In addition to the above, demonstrate an ability think critically about the interactions between various components of the global food system, and be able to suggest strategies for adapting food systems to changed circumstances in order to sustainably increase food security. Show evidence of additional background reading around the topic.
In addition to the above, be able to present well-reasoned arguments for and against the implementation of specific management practices to sustainably increase food security and improve food systems, including trade-offs between them, and demonstrating evidence of wide reading around the subject and an ability to analyse and synthesise arguments and information.
- Critically evaluate the scope for differing food production systems to meet future demand.
- Describe food production systems and how they have evolved
- Identify the components of food security and the mechanisms that support equitable and sustainable access to food
- Develop a critical understanding of the drivers of change affecting global food systems
- Describe the failures in global food systems that lead to famine and habitat loss, and be able to suggest coping strategies adopted to cope with it
Active weekly participation on the Discussion forum, posting at least once every week displaying critical command of the subject (15% of module assessment marks). At the end of the module, you will submit three of your best posts for marking (5% for each post - total 15%).
An individual infographic on an agreed topic within the theme Food security in a changing world.
Agroforestry for food security – a case study. An individual essay on an agreed topic covering trends in agroforestry practice and how these practices may contribute to food security. You should write in an academic style and use examples and references from your wider reading to support your ideas and arguments.
Teaching and Learning Strategy
Distance learning online
Online lectures and focus group discussions
- Literacy - Proficiency in reading and writing through a variety of media
- Numeracy - Proficiency in using numbers at appropriate levels of accuracy
- Computer Literacy - Proficiency in using a varied range of computer software
- Self-Management - Able to work unsupervised in an efficient, punctual and structured manner. To examine the outcomes of tasks and events, and judge levels of quality and importance
- Exploring - Able to investigate, research and consider alternatives
- Information retrieval - Able to access different and multiple sources of information
- Inter-personal - Able to question, actively listen, examine given answers and interact sensitevely with others
- Critical analysis & Problem Solving - Able to deconstruct and analyse problems or complex situations.
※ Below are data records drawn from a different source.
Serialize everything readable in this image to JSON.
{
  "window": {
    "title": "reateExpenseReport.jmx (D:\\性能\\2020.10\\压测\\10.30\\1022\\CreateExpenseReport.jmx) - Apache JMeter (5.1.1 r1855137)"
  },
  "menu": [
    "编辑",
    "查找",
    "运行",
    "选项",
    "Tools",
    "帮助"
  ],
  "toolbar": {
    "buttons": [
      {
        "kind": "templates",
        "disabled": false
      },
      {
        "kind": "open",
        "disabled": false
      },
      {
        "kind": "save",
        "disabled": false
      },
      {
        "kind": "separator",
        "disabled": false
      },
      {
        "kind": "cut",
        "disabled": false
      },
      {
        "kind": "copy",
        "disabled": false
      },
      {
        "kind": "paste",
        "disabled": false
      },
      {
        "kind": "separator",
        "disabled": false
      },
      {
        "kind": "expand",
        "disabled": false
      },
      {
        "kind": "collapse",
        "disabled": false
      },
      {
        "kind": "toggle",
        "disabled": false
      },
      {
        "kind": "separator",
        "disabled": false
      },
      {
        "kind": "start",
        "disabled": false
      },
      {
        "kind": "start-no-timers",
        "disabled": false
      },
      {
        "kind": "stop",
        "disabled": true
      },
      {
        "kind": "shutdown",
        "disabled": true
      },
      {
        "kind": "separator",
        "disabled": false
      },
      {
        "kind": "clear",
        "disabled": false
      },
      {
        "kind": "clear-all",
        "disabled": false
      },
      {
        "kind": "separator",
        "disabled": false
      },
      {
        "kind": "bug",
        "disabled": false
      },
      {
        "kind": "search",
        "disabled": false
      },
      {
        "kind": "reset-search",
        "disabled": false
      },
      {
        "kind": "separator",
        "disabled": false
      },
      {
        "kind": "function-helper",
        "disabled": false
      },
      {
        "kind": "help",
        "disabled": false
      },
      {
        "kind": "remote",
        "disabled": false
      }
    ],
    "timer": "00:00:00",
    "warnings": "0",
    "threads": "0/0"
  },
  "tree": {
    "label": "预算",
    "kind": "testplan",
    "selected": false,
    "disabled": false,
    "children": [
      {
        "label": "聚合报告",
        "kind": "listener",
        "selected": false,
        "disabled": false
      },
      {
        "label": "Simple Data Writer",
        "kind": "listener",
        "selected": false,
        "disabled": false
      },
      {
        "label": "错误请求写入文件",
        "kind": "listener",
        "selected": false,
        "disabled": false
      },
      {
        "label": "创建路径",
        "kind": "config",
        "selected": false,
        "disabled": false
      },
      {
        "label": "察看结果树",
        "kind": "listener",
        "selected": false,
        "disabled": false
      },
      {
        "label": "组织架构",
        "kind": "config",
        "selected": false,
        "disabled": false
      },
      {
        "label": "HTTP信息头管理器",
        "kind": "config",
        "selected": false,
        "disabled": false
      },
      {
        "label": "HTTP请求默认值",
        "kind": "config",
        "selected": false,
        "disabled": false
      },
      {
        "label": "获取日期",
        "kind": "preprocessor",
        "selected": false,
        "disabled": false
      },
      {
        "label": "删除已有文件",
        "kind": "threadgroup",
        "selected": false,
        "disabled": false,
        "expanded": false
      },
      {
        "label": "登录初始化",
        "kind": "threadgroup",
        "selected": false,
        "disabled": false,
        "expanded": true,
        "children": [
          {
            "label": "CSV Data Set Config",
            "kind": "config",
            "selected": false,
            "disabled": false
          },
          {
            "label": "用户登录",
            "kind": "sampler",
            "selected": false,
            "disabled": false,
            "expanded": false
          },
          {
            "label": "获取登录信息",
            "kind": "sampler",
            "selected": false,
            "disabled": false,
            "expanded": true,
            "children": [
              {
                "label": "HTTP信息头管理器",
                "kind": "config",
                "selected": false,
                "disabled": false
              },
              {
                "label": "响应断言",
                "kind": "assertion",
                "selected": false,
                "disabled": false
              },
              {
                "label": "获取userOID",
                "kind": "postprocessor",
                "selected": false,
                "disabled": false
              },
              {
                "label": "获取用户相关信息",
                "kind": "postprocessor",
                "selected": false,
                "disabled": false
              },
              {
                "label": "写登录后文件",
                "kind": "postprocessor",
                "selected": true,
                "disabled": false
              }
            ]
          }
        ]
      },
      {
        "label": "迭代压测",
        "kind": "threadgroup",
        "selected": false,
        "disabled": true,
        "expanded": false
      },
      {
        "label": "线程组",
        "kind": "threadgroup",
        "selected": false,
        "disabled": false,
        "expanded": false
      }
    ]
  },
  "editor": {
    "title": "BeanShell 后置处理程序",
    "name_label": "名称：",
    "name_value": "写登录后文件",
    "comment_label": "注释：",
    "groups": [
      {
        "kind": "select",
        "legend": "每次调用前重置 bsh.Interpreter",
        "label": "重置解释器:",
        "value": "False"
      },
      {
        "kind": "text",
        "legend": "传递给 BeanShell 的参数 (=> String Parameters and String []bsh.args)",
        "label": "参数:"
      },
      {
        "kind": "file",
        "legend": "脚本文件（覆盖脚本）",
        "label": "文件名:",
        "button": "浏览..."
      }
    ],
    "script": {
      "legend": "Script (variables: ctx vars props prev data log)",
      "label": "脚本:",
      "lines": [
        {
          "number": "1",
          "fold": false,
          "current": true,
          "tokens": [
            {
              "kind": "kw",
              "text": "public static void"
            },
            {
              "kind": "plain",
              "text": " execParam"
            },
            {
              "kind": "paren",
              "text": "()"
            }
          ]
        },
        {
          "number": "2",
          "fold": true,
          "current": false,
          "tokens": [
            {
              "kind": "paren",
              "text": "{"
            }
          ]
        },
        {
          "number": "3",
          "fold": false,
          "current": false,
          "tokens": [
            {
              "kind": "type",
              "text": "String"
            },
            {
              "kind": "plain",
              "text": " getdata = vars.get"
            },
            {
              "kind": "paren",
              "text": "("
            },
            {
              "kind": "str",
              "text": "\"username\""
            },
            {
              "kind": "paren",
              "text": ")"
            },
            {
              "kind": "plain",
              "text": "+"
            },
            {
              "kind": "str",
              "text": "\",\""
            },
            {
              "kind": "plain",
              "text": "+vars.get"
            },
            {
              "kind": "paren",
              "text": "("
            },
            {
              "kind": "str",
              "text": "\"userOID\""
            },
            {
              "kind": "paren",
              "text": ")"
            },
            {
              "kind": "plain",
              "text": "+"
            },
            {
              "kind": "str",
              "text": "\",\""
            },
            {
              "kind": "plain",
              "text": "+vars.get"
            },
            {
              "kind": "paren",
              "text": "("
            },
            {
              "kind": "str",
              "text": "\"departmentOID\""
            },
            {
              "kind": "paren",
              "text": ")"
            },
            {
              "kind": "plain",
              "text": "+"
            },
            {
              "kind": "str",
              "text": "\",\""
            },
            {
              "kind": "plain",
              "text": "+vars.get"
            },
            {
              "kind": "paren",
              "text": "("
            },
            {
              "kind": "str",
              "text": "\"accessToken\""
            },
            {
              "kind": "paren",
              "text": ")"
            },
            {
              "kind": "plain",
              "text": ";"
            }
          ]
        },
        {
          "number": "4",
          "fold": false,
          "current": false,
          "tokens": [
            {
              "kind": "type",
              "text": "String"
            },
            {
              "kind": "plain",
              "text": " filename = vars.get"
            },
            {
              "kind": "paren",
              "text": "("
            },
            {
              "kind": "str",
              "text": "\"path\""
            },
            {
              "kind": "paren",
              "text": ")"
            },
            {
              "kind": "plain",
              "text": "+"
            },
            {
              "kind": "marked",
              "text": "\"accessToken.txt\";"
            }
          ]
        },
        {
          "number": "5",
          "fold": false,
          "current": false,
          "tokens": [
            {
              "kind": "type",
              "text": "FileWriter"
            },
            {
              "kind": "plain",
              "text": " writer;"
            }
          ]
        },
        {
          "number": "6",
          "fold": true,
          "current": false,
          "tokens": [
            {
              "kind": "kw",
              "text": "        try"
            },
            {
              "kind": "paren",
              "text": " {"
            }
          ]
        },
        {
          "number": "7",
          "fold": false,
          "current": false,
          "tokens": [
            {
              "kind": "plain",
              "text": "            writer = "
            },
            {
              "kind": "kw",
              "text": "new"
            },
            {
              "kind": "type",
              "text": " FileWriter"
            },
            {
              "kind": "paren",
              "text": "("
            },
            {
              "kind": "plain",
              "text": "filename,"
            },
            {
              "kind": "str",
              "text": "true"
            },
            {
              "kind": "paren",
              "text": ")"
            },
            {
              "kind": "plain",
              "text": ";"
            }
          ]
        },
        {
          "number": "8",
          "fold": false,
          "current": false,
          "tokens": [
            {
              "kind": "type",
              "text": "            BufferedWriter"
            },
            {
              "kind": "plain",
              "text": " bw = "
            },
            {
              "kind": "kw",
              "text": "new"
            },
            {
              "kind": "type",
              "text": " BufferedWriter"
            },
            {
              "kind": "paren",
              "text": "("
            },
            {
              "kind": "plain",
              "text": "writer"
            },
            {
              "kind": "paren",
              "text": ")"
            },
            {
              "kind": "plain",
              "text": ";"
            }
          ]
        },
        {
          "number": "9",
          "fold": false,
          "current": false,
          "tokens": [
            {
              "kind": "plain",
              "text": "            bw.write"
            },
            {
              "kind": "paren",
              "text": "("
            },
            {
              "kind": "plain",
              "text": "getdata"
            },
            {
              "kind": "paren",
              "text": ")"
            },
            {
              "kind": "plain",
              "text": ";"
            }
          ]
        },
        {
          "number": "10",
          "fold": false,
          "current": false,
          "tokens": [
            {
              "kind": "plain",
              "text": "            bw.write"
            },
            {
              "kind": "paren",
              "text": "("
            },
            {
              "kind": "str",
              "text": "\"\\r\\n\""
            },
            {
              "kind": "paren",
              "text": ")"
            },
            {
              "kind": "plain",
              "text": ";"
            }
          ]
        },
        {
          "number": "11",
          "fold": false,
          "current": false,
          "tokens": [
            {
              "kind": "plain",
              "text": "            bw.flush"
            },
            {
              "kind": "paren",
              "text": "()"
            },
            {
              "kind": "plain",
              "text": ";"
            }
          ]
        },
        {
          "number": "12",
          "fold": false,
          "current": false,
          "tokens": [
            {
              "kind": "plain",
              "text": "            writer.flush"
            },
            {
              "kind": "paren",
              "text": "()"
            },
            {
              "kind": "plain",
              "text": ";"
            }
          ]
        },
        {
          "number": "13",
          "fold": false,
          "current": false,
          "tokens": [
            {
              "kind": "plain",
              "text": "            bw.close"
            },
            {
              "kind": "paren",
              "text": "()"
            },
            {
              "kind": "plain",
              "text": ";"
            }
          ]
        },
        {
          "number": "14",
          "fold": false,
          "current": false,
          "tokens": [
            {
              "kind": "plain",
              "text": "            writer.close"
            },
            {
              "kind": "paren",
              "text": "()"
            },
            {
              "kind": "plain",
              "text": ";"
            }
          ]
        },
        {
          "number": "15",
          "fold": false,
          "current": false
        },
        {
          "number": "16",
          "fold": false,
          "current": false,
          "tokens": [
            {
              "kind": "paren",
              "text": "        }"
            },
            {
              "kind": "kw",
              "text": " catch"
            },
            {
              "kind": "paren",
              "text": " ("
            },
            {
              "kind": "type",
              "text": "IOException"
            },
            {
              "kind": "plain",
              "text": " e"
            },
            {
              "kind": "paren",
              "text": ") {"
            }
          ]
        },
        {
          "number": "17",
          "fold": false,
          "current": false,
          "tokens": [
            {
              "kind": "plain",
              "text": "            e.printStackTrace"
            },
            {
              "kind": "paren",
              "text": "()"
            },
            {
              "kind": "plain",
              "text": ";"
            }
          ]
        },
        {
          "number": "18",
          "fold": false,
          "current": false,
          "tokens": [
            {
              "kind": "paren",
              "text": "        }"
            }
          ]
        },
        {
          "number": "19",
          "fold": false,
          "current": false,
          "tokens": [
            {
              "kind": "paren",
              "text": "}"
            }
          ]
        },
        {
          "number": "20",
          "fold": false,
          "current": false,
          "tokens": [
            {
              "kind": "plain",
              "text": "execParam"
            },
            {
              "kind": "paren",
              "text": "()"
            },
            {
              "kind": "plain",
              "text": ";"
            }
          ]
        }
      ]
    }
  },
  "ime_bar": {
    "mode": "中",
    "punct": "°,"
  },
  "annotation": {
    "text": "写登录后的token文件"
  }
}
To find solutions to problems through analyses and exploration of all possibilities using appropriate methods, rescources and creativity.
- Argument - Able to put forward, debate and justify an opinion or a course of action, with an individual or in a wider group setting
Subject specific skills
- Recognize and apply appropriate theories and concepts from a range of disciplines.
- Consider issues from a range of interdisciplinary perspectives.
- Apply subject knowledge to the understanding and addressing of problems.
- Understand the provisional nature of information and appreciate competing and alternative explanations.
- Recognize the moral, ethical and social issues relating to the subject.
- Demonstrate awareness of the importance of risk assessment and relevant legislation
Resource implications for students
Students require a good broadband connection to access the recorded material
Talis Reading listhttp://readinglists.bangor.ac.uk/modules/ddl-4207.html